The risks of over-engineering the SMR for in-house lawyers
Iain Miller discusses the FCA's proposals to widen SMR culpability to a profession bound by professional privilege and overburdened by regulation
The Financial Conduct Authority (FCA) openly admits there is a lack of clarity over the role of in-house lawyers in its new senior managers regime (SMR).
The City watchdog talks about 'confusion' and 'uncertainty' about whether or not the person in charge of the legal function should be regulated as part of a new policing policy targeted at key decision-makers in financial sector organisations.
The SMR comes in the wake of the 2008 banking crisis, and puts in place a certification process to ensure that executives are 'fit and proper', and to hold 'those responsible' to account.
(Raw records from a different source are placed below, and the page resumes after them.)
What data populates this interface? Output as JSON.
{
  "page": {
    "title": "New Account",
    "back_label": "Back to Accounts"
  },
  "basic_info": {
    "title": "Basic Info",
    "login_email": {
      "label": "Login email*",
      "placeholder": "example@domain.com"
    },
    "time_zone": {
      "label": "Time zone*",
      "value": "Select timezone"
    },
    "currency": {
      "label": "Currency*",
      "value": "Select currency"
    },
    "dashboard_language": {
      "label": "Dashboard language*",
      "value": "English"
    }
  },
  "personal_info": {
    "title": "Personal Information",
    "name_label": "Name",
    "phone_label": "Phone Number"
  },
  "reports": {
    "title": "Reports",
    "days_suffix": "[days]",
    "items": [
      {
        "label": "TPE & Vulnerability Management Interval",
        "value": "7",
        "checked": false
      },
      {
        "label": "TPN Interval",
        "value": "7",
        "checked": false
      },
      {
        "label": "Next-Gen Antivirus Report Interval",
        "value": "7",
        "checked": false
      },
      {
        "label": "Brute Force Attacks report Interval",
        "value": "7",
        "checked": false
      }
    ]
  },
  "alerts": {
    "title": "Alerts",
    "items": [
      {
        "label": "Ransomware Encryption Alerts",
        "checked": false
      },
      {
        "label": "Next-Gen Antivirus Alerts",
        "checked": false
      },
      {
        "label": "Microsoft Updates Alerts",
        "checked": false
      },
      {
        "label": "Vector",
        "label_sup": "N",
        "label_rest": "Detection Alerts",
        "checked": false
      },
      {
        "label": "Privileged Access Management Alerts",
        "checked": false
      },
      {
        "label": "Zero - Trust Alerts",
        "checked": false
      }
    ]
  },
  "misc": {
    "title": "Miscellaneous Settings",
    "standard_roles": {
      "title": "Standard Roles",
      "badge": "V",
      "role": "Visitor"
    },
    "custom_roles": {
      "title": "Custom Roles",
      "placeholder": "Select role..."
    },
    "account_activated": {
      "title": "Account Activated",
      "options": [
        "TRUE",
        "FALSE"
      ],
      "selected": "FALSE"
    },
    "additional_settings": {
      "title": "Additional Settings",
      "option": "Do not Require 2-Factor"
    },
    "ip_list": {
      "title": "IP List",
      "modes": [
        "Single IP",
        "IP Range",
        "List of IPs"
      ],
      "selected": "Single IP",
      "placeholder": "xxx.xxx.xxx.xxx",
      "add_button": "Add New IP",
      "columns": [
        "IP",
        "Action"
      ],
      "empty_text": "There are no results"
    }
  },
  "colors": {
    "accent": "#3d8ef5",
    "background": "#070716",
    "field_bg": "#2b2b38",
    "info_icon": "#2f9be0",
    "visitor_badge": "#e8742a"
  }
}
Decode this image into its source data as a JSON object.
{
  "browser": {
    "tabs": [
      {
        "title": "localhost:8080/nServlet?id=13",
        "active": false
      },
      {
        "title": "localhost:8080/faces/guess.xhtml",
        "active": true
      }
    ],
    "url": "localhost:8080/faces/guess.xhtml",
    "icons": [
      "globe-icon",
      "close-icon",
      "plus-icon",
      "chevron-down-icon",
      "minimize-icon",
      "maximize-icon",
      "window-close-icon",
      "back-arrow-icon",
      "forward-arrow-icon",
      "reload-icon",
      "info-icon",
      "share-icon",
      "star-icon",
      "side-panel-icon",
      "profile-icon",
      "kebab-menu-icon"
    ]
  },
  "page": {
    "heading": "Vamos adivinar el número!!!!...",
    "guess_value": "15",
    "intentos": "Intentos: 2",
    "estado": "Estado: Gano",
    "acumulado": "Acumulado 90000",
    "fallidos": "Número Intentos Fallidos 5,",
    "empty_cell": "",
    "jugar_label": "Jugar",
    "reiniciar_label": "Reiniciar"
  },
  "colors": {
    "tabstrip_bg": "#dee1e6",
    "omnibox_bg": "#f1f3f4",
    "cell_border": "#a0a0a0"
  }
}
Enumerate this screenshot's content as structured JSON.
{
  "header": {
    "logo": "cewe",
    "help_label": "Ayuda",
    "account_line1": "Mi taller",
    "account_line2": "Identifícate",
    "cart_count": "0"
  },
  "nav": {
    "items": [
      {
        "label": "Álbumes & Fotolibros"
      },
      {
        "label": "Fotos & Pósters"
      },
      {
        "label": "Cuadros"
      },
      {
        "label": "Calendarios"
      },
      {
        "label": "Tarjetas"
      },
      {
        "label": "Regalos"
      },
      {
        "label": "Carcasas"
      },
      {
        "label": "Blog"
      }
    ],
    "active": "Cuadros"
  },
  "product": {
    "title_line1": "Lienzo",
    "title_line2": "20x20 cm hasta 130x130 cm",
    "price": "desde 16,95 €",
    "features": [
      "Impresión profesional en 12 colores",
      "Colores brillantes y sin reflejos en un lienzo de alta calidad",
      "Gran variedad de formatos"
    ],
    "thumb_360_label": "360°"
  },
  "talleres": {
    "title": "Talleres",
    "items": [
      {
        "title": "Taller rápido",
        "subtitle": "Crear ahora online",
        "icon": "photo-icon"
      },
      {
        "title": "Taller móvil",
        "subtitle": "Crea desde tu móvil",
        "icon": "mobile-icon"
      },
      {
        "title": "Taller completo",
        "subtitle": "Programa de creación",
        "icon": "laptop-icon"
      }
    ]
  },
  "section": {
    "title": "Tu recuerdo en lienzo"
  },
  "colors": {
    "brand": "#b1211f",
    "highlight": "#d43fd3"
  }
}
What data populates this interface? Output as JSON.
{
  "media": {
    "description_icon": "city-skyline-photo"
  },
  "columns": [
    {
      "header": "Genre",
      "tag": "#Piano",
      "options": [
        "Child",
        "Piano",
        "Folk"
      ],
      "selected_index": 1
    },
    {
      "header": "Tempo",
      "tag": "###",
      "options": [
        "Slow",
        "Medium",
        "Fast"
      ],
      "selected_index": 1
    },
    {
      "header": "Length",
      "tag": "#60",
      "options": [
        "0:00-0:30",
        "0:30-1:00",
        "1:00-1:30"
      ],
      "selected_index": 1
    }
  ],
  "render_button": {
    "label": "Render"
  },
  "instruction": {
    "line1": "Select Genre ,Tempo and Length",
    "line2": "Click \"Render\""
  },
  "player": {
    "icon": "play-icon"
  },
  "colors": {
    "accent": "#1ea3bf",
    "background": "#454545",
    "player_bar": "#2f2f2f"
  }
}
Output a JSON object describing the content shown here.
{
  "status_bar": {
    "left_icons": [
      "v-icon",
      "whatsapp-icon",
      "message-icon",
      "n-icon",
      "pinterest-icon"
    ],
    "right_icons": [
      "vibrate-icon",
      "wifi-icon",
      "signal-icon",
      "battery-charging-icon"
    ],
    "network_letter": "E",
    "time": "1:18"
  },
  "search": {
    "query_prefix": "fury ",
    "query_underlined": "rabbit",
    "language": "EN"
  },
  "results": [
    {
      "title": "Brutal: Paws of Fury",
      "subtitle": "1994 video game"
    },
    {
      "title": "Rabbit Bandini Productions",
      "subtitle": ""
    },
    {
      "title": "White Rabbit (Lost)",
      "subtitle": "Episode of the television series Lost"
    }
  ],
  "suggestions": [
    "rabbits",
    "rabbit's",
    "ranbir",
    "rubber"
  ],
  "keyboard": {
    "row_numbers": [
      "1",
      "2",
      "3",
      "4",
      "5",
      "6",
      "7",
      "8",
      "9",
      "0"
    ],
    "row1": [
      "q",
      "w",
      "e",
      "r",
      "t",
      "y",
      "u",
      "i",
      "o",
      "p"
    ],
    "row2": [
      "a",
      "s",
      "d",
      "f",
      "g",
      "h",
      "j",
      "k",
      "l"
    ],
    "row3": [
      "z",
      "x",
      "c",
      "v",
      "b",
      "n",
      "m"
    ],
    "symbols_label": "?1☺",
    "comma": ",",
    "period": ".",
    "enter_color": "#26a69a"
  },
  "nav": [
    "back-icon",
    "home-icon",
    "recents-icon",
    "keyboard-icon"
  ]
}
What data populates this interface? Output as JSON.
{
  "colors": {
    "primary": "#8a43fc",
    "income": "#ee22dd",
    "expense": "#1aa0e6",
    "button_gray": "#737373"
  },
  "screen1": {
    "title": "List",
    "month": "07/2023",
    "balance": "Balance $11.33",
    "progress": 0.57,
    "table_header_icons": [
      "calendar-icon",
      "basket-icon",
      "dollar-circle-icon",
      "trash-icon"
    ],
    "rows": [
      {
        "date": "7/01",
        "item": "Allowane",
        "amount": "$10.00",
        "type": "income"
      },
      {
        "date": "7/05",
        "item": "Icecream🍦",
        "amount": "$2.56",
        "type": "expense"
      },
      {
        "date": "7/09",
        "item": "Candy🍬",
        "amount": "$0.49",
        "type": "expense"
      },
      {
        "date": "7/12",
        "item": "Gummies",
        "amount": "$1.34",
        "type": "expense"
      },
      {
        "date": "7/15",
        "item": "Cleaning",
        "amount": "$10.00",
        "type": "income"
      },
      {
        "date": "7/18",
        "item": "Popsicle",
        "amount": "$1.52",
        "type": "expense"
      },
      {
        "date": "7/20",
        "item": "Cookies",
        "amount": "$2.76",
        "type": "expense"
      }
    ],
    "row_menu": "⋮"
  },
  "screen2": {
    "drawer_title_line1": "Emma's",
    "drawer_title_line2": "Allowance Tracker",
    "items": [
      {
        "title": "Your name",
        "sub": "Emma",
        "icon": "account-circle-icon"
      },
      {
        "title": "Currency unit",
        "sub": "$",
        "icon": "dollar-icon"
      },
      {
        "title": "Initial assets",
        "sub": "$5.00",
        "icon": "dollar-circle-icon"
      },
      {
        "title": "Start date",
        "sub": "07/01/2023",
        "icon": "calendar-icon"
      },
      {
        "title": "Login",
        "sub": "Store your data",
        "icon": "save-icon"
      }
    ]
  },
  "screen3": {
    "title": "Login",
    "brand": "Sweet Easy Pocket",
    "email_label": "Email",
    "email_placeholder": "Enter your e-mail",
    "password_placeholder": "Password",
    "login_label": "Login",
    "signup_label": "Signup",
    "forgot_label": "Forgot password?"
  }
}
There is now a lack of clarity because - then as now - key decisions by financial sector firms are invariably taken in the full knowledge of (or with advice from) in-house lawyers.
So, the FCA has started consulting on what to do. But there are some clear risks of over-engineering regulation:
Members of the legal profession are already subject to their own codes of conduct and enforcement - will these be consistent with yet another layer of regulation?
When the legal profession itself is trying to evolve to higher standards of ethical behaviour, will the SMR just be another exercise in 'tick-box' compliance?
As advisers, should lawyers be subject to the same regulatory environment as the executive?
Is it desirable to subject senior lawyers to a new regulatory regime, given the principles of legal privilege?
Code of conduct
The SMR consultation could result in financial sector lawyers finding themselves in the regrettable situation of being answerable to two different sets of regulators.
In-house lawyers - be they solicitors or barristers - have personal responsibilities through their professional regulators, the Solicitors Regulation Authority (SRA) or the Bar Standards Board.
It is implicit in the FCA's consultation that it does not consider the existing regulation of legal professionals adequate for its purposes, and that if the legal profession had an improved sense of ethical conduct, the FCA may not have felt the need to consider regulation.
However, we are about to see significant changes in the approaches to regulation in the legal sector; the SRA is consulting on a new code of conduct, which is likely to be more ethics-based, which will put into practice the SRA's competence statement, published last year.
At its heart is the re-emphasis of personal responsibility of lawyers for their own conduct and indeed their own competence. It is hoped that the changes will go a long way to over-turning the tick-box culture of compliance.
Who is the decision-maker?
In most cases, lawyers are advisers who provide a range of options and outcomes to executives.
Many will be keen to say they are therefore not part of the C-level suite that makes the final decisions around strategic direction or financial matters, and should not face more regulation.
The SMR will need to tackle any ambiguity over role titles and decision-making within legal job titles; whoever is charged with responsibility for giving advice to the board (for example, the general counsel) may be entirely different to the person who has ultimate responsibility for managing or supervising the legal function (and who may have other areas of responsibility, such as head of risk).
FCA regulation of those with overall responsibility for a firm's legal function has the potential to conflict with the principles of legal professional privilege (LPP) - and potentially other concepts of the relationship between a lawyer and the client.
While other senior managers could be required to show that they took reasonable steps in situations when a company may have breached its obligations - perhaps by providing evidence from emails or board meeting minutes - complying with the statutory duty of responsibility will be significantly more difficult for lawyers.
There would, therefore, appear to be significant problems in aligning the entitlements of privilege against the SMR's primary objective of transparency.
A number of initiatives mean that 2016 will be a landmark year for legal regulation, and it is far from clear whether the FCA's approach to in-house lawyers will reflect the level of regulation they already have.
Senior lawyers may also face the added hurdle of having to restructure their in-house teams - and create separate investment and retail legal teams to conform to new Bank of England regulations.
The SMR went live this month, and the FCA consultation paper looks set to follow soon. A wide range of market opinion is expected in response to the paper once published.
In the interim, no changes have been made, and it has been left to firms to decide 'in good faith' whether or not their top lawyers should be certified under the regime. SJ
Iain Miller is head of regulation at the law firm Bevan Brittan